Exercise materials:
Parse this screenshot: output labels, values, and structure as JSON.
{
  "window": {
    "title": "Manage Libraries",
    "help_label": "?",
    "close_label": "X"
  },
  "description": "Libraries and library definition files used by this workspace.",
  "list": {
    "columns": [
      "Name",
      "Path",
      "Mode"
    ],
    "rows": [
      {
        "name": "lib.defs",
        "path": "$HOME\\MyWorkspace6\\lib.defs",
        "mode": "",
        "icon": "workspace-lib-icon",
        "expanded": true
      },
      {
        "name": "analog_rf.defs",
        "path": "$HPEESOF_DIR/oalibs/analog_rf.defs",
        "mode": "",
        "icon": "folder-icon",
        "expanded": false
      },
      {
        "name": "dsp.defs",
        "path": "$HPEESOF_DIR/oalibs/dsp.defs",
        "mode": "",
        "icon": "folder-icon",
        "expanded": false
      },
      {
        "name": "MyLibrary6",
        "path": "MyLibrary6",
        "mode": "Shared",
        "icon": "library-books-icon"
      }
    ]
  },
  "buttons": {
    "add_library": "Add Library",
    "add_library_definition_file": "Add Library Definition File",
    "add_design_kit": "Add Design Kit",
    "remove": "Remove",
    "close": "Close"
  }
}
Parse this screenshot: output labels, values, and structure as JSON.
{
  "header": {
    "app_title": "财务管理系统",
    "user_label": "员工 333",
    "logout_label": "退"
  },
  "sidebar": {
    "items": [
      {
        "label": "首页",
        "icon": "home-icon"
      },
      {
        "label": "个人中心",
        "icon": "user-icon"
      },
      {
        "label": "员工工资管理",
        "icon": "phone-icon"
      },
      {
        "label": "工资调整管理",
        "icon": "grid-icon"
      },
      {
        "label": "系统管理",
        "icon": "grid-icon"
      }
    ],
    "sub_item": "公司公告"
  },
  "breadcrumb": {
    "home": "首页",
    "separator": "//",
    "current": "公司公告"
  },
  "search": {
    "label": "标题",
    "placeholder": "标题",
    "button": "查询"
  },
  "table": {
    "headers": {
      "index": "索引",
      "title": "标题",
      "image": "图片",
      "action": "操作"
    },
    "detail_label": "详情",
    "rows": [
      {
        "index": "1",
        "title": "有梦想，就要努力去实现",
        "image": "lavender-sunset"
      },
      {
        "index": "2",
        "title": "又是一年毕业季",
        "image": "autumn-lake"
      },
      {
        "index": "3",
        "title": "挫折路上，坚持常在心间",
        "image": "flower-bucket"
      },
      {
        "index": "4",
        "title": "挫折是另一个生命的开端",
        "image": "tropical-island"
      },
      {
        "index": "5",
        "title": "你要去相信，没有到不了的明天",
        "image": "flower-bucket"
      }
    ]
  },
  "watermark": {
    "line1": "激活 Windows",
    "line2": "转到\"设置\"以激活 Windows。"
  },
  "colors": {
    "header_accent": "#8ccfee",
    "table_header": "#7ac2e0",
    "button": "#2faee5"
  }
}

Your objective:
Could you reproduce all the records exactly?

Answer area:
Parse this screenshot: output labels, values, and structure as JSON.
{
  "window": {
    "title": "Manage Libraries",
    "help_label": "?",
    "close_label": "X"
  },
  "description": "Libraries and library definition files used by this workspace.",
  "list": {
    "columns": [
      "Name",
      "Path",
      "Mode"
    ],
    "rows": [
      {
        "name": "lib.defs",
        "path": "$HOME\\MyWorkspace6\\lib.defs",
        "mode": "",
        "icon": "workspace-lib-icon",
        "expanded": true
      },
      {
        "name": "analog_rf.defs",
        "path": "$HPEESOF_DIR/oalibs/analog_rf.defs",
        "mode": "",
        "icon": "folder-icon",
        "expanded": false
      },
      {
        "name": "dsp.defs",
        "path": "$HPEESOF_DIR/oalibs/dsp.defs",
        "mode": "",
        "icon": "folder-icon",
        "expanded": false
      },
      {
        "name": "MyLibrary6",
        "path": "MyLibrary6",
        "mode": "Shared",
        "icon": "library-books-icon"
      }
    ]
  },
  "buttons": {
    "add_library": "Add Library",
    "add_library_definition_file": "Add Library Definition File",
    "add_design_kit": "Add Design Kit",
    "remove": "Remove",
    "close": "Close"
  }
}
Parse this screenshot: output labels, values, and structure as JSON.
{
  "header": {
    "app_title": "财务管理系统",
    "user_label": "员工 333",
    "logout_label": "退"
  },
  "sidebar": {
    "items": [
      {
        "label": "首页",
        "icon": "home-icon"
      },
      {
        "label": "个人中心",
        "icon": "user-icon"
      },
      {
        "label": "员工工资管理",
        "icon": "phone-icon"
      },
      {
        "label": "工资调整管理",
        "icon": "grid-icon"
      },
      {
        "label": "系统管理",
        "icon": "grid-icon"
      }
    ],
    "sub_item": "公司公告"
  },
  "breadcrumb": {
    "home": "首页",
    "separator": "//",
    "current": "公司公告"
  },
  "search": {
    "label": "标题",
    "placeholder": "标题",
    "button": "查询"
  },
  "table": {
    "headers": {
      "index": "索引",
      "title": "标题",
      "image": "图片",
      "action": "操作"
    },
    "detail_label": "详情",
    "rows": [
      {
        "index": "1",
        "title": "有梦想，就要努力去实现",
        "image": "lavender-sunset"
      },
      {
        "index": "2",
        "title": "又是一年毕业季",
        "image": "autumn-lake"
      },
      {
        "index": "3",
        "title": "挫折路上，坚持常在心间",
        "image": "flower-bucket"
      },
      {
        "index": "4",
        "title": "挫折是另一个生命的开端",
        "image": "tropical-island"
      },
      {
        "index": "5",
        "title": "你要去相信，没有到不了的明天",
        "image": "flower-bucket"
      }
    ]
  },
  "watermark": {
    "line1": "激活 Windows",
    "line2": "转到\"设置\"以激活 Windows。"
  },
  "colors": {
    "header_accent": "#8ccfee",
    "table_header": "#7ac2e0",
    "button": "#2faee5"
  }
}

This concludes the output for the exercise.